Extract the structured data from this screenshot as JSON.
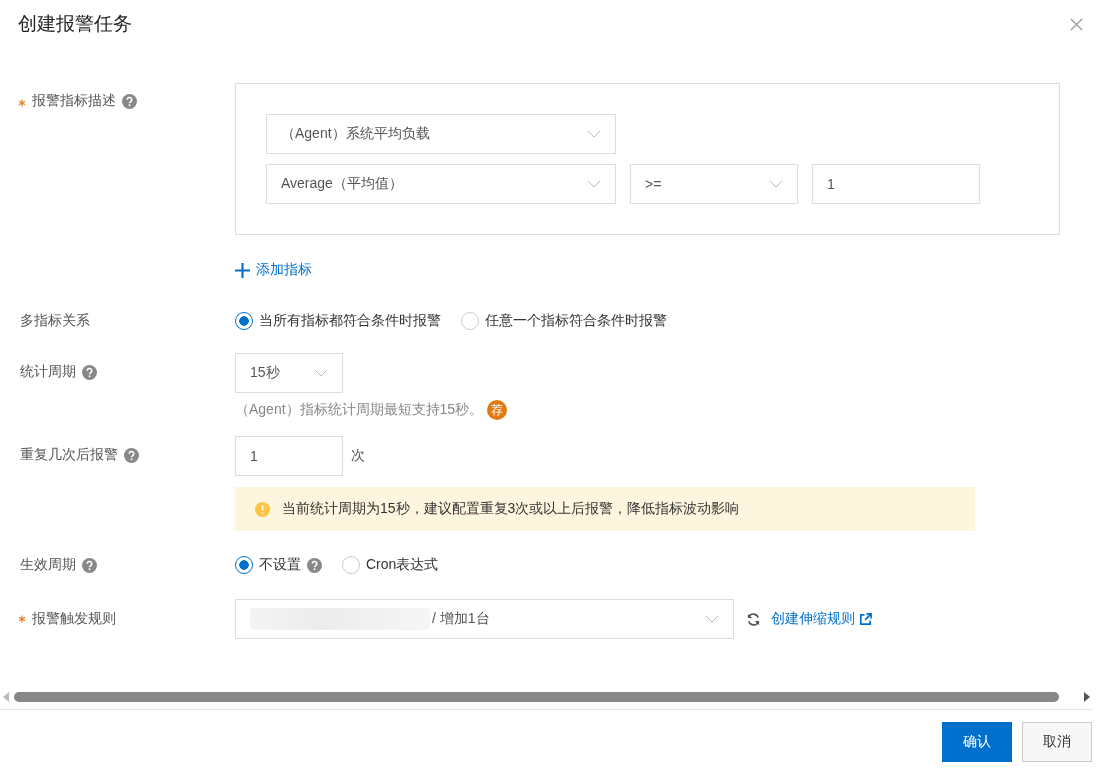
{
  "dialog": {
    "title": "创建报警任务"
  },
  "form": {
    "metric": {
      "label": "报警指标描述",
      "required": true,
      "help": true,
      "metric_select": "（Agent）系统平均负载",
      "stat_select": "Average（平均值）",
      "operator_select": ">=",
      "threshold": "1",
      "add_link": "添加指标"
    },
    "relation": {
      "label": "多指标关系",
      "options": [
        {
          "label": "当所有指标都符合条件时报警",
          "selected": true
        },
        {
          "label": "任意一个指标符合条件时报警",
          "selected": false
        }
      ]
    },
    "period": {
      "label": "统计周期",
      "help": true,
      "value": "15秒",
      "hint": "（Agent）指标统计周期最短支持15秒。",
      "badge": "荐"
    },
    "repeat": {
      "label": "重复几次后报警",
      "help": true,
      "value": "1",
      "unit": "次",
      "notice": "当前统计周期为15秒，建议配置重复3次或以上后报警，降低指标波动影响"
    },
    "effective": {
      "label": "生效周期",
      "help": true,
      "options": [
        {
          "label": "不设置",
          "selected": true,
          "help": true
        },
        {
          "label": "Cron表达式",
          "selected": false,
          "help": false
        }
      ]
    },
    "rule": {
      "label": "报警触发规则",
      "required": true,
      "value": "/ 增加1台",
      "link": "创建伸缩规则"
    }
  },
  "buttons": [
    {
      "label": "确认",
      "kind": "primary"
    },
    {
      "label": "取消",
      "kind": "secondary"
    }
  ]
}
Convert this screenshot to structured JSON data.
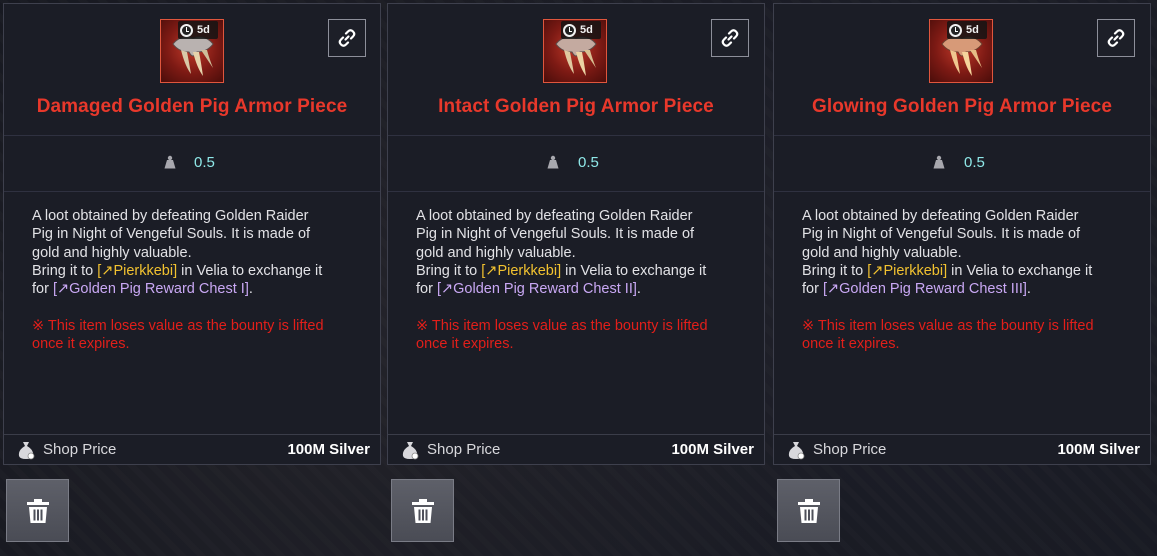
{
  "items": [
    {
      "timer": "5d",
      "title": "Damaged Golden Pig Armor Piece",
      "weight": "0.5",
      "desc_line1": "A loot obtained by defeating Golden Raider",
      "desc_line2": "Pig in Night of Vengeful Souls. It is made of",
      "desc_line3": "gold and highly valuable.",
      "desc_bring_prefix": "Bring it to ",
      "npc_name": "[↗Pierkkebi]",
      "desc_bring_suffix": " in Velia to exchange it",
      "desc_for": "for ",
      "reward_name": "[↗Golden Pig Reward Chest I]",
      "desc_end": ".",
      "warning_line1": "※ This item loses value as the bounty is lifted",
      "warning_line2": "once it expires.",
      "price_label": "Shop Price",
      "price_value": "100M Silver"
    },
    {
      "timer": "5d",
      "title": "Intact Golden Pig Armor Piece",
      "weight": "0.5",
      "desc_line1": "A loot obtained by defeating Golden Raider",
      "desc_line2": "Pig in Night of Vengeful Souls. It is made of",
      "desc_line3": "gold and highly valuable.",
      "desc_bring_prefix": "Bring it to ",
      "npc_name": "[↗Pierkkebi]",
      "desc_bring_suffix": " in Velia to exchange it",
      "desc_for": "for ",
      "reward_name": "[↗Golden Pig Reward Chest II]",
      "desc_end": ".",
      "warning_line1": "※ This item loses value as the bounty is lifted",
      "warning_line2": "once it expires.",
      "price_label": "Shop Price",
      "price_value": "100M Silver"
    },
    {
      "timer": "5d",
      "title": "Glowing Golden Pig Armor Piece",
      "weight": "0.5",
      "desc_line1": "A loot obtained by defeating Golden Raider",
      "desc_line2": "Pig in Night of Vengeful Souls. It is made of",
      "desc_line3": "gold and highly valuable.",
      "desc_bring_prefix": "Bring it to ",
      "npc_name": "[↗Pierkkebi]",
      "desc_bring_suffix": " in Velia to exchange it",
      "desc_for": "for ",
      "reward_name": "[↗Golden Pig Reward Chest III]",
      "desc_end": ".",
      "warning_line1": "※ This item loses value as the bounty is lifted",
      "warning_line2": "once it expires.",
      "price_label": "Shop Price",
      "price_value": "100M Silver"
    }
  ],
  "icons": {
    "item": "golden-pig-armor-piece-icon",
    "timer": "clock-icon",
    "link": "link-icon",
    "weight": "weight-icon",
    "price": "silver-bag-icon",
    "delete": "trash-icon"
  },
  "colors": {
    "title": "#e8382b",
    "weight": "#8fe8e8",
    "npc_link": "#f2c230",
    "reward_link": "#c9a8f4",
    "warning": "#e21f1a"
  }
}
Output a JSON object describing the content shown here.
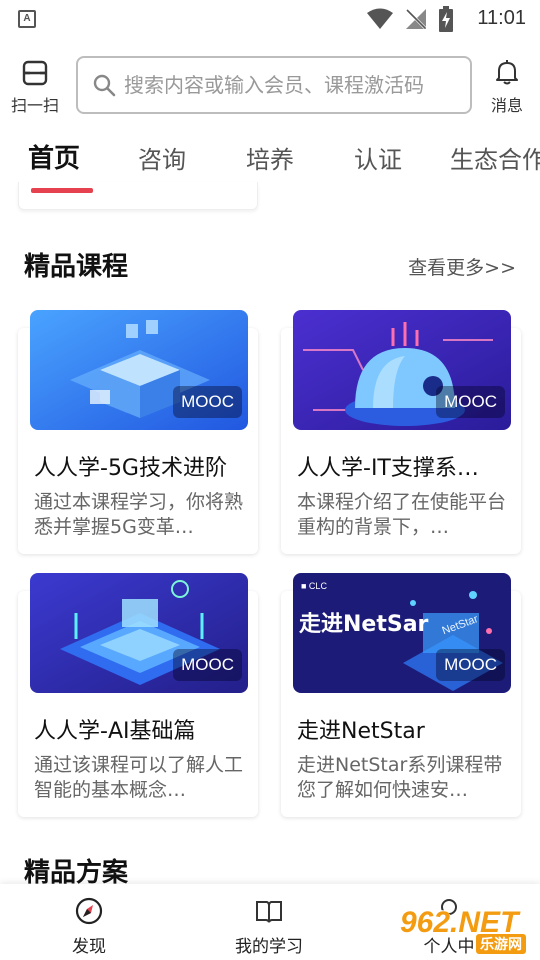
{
  "status_bar": {
    "app_icon_letter": "A",
    "time": "11:01"
  },
  "header": {
    "scan_label": "扫一扫",
    "search_placeholder": "搜索内容或输入会员、课程激活码",
    "messages_label": "消息"
  },
  "tabs": [
    "首页",
    "咨询",
    "培养",
    "认证",
    "生态合作"
  ],
  "sections": {
    "courses_title": "精品课程",
    "see_more": "查看更多>>",
    "solutions_title": "精品方案"
  },
  "courses": [
    {
      "title": "人人学-5G技术进阶",
      "desc": "通过本课程学习，你将熟悉并掌握5G变革…",
      "badge": "MOOC"
    },
    {
      "title": "人人学-IT支撑系…",
      "desc": "本课程介绍了在使能平台重构的背景下，…",
      "badge": "MOOC"
    },
    {
      "title": "人人学-AI基础篇",
      "desc": "通过该课程可以了解人工智能的基本概念…",
      "badge": "MOOC"
    },
    {
      "title": "走进NetStar",
      "desc": "走进NetStar系列课程带您了解如何快速安…",
      "badge": "MOOC",
      "thumb_text": "走进NetSar",
      "thumb_logo": "■ CLC",
      "thumb_sign": "NetStar"
    }
  ],
  "bottom_nav": {
    "discover": "发现",
    "my_learning": "我的学习",
    "third_partial": "个人中"
  },
  "watermark": {
    "main": "962.NET",
    "sub": "乐游网"
  },
  "colors": {
    "accent_red": "#e5414f",
    "thumb_blue": "#2e6ee8",
    "thumb_purple": "#3a2bb8",
    "thumb_navy": "#2d2a9e",
    "thumb_dark": "#1c1c78"
  }
}
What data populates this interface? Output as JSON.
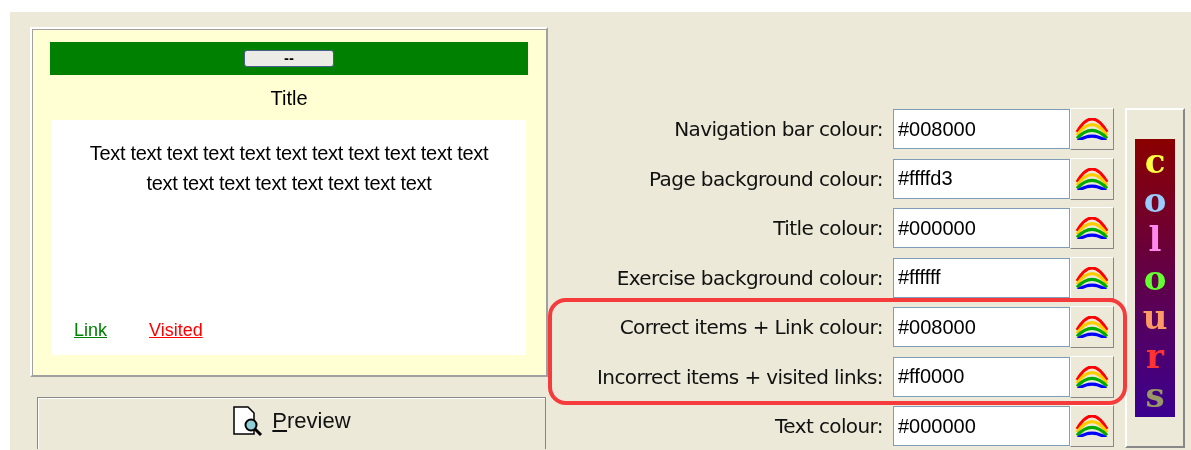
{
  "preview": {
    "nav_button": "--",
    "title": "Title",
    "body_text": "Text text text text text text text text text text text text text text text text text text text",
    "link": "Link",
    "visited": "Visited"
  },
  "preview_button": {
    "label": "Preview"
  },
  "colour_settings": [
    {
      "label": "Navigation bar colour:",
      "value": "#008000"
    },
    {
      "label": "Page background colour:",
      "value": "#ffffd3"
    },
    {
      "label": "Title colour:",
      "value": "#000000"
    },
    {
      "label": "Exercise background colour:",
      "value": "#ffffff"
    },
    {
      "label": "Correct items + Link colour:",
      "value": "#008000"
    },
    {
      "label": "Incorrect items + visited links:",
      "value": "#ff0000"
    },
    {
      "label": "Text colour:",
      "value": "#000000"
    }
  ],
  "colours_logo": [
    {
      "char": "c",
      "color": "#ffff40"
    },
    {
      "char": "o",
      "color": "#99ccff"
    },
    {
      "char": "l",
      "color": "#ff88ee"
    },
    {
      "char": "o",
      "color": "#66ff33"
    },
    {
      "char": "u",
      "color": "#ff9966"
    },
    {
      "char": "r",
      "color": "#ff3333"
    },
    {
      "char": "s",
      "color": "#999966"
    }
  ]
}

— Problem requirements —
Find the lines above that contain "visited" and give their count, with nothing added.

— Your solution —
2